Right after the SARS epidemic in 2003 started so called “zero-fee” package tours because of the severe drop of travellers. Zero-fee tours are cheaper than the basic costs of transportation, accommodation and attraction tickets. In order to regain the losses, tour guides get high provisions from different shops.

This practice obviously damages the Chinese tourism market, says Shao Qiwei, director of the CNTA. From 2006 CNTA has taken action to end the illegal activity of travel agencies and tour guides, which lead to a total fine of RMB 20 million. Shao Qiwei also said that the CNTA will pursue their course to clean up the travel market of “zero-fee” package tours.

This is a good example why it will be very difficult for foreign travel companies to enter the price driven Chinese tourism market. The price seems to be one of the most important factors for Chinese tourists.

Tour operators in China

Tuesday, May 8th, 2007

In China the tour operators have different authorisations to handle tourists. Therefore they are separated in three classes of tour operators:

  1. IATA tour operators who can perform outbound-, inbound- and domestic tourism in China. In 2003 their have been round about 500 tour operators of this class.
  2. International tour operators who can treat inbound and domestic tourists. In 2002 their have been round about1200 tour operators of this class
  3. National tour operators who can work only on the domestic tourism market. In 2002 their have been 10.203 from this kind of tour operators.

The first official list of Chinese outbound IATA tour operators have been published in the year 2000 from the CNTA.

PATA choses new Chairman

Thursday, May 3rd, 2007

The Pacific Asia Travel Association (PATA) has chosen Brian Deeson to be the new Chairman of the association. Brian Deeson is living and working in Shanghai.
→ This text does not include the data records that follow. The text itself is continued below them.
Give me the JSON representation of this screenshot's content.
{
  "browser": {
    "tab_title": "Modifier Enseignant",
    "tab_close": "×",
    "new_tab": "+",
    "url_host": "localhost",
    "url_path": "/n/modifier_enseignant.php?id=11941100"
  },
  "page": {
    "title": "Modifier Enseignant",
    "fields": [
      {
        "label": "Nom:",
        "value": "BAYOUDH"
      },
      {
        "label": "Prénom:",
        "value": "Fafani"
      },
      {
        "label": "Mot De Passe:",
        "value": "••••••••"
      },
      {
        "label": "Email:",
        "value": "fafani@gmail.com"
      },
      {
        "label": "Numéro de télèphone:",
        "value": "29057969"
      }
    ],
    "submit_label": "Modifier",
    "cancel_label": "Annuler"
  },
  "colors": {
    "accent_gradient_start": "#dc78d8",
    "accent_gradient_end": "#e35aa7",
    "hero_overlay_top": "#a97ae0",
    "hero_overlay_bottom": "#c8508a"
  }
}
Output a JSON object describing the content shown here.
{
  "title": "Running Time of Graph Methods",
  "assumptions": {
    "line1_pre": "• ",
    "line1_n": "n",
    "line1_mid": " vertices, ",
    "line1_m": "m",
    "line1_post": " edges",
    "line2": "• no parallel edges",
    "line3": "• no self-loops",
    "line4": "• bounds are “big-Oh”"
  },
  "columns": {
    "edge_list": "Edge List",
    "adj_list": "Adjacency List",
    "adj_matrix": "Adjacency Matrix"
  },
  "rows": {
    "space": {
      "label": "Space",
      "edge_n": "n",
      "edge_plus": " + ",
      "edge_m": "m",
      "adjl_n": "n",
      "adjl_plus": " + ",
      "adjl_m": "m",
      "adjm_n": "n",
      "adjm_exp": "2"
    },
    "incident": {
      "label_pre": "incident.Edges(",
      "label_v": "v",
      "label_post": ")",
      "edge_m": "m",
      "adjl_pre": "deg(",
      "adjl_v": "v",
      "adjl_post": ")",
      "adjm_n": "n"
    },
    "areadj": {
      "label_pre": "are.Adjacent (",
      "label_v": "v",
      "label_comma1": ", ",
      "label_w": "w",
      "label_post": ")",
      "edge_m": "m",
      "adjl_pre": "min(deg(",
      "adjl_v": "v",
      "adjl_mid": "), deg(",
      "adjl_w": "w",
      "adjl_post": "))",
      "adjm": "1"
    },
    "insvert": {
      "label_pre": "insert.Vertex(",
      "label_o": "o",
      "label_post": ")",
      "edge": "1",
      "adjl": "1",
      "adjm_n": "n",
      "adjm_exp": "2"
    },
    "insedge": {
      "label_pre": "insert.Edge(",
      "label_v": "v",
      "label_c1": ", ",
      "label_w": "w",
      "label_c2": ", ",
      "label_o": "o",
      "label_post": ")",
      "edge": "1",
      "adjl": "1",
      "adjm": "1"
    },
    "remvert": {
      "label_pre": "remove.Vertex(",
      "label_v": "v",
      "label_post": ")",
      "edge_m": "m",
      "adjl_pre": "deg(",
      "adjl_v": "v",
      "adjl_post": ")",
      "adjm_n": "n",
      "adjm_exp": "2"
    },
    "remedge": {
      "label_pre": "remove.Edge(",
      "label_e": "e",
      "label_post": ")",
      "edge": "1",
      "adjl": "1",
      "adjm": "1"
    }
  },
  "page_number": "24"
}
He thinks that the most challenging problems for the travel industry are the human resource shortages and of course the global warming.

I think mentioning these problems could help finding solutions to do something for the world and the industry on the same time.

More information about Brian Deeson could be found on China Hospitality News.
eeson, who is CEO, Greater China and senior vice president, Asia Pacific for the Accor hotel group, told the group’s Annual General Meeting in Vancouver that global warming and human resource shortages were the two biggest challenges facing the industry.

Partnership between COTTM and ATA

Tuesday, April 24th, 2007

Close to the next event from China Outbound Travel & Tourism Market (COTTM) in May they announced a new partnership with the Africa Travel Association (ATA). The goal is to enhance relationships and build a stronger network between the Chinese travel industry and African tourism destinations (There are more than 26 African nations with ADS status).

Following the new partnership their will be a significant number of exhibitors from Africa at the COTTM exhibition in Beijing from May 14th till 16th. Exhibitors from various fields of tourism will be expected: Safari organizers, hotel groups from different African countries, travel agencies and tourism authorities.